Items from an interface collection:
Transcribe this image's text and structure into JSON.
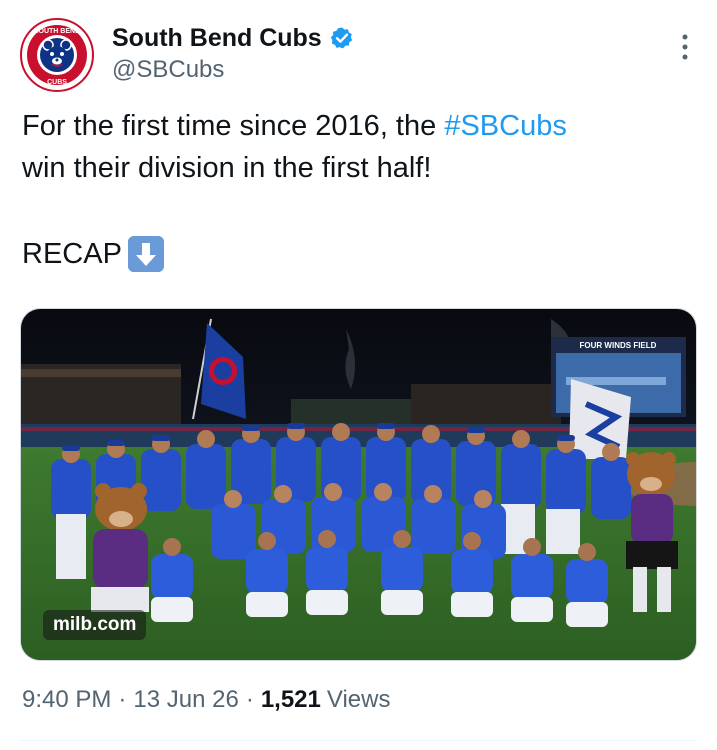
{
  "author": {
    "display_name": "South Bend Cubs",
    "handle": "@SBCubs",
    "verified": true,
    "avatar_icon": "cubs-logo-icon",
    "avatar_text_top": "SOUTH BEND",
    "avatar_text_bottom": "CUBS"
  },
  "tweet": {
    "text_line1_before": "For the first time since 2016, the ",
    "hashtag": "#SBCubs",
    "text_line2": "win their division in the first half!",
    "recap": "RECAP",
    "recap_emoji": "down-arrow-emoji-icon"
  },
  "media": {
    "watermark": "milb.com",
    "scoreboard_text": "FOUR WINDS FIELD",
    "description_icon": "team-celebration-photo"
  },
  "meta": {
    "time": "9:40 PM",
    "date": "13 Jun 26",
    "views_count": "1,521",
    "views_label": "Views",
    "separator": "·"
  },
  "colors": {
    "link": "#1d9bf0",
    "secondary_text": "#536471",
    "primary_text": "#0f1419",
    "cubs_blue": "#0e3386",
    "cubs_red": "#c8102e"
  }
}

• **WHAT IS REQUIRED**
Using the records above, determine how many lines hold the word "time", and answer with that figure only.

• **SOLUTION TO THIS PROBLEM**
2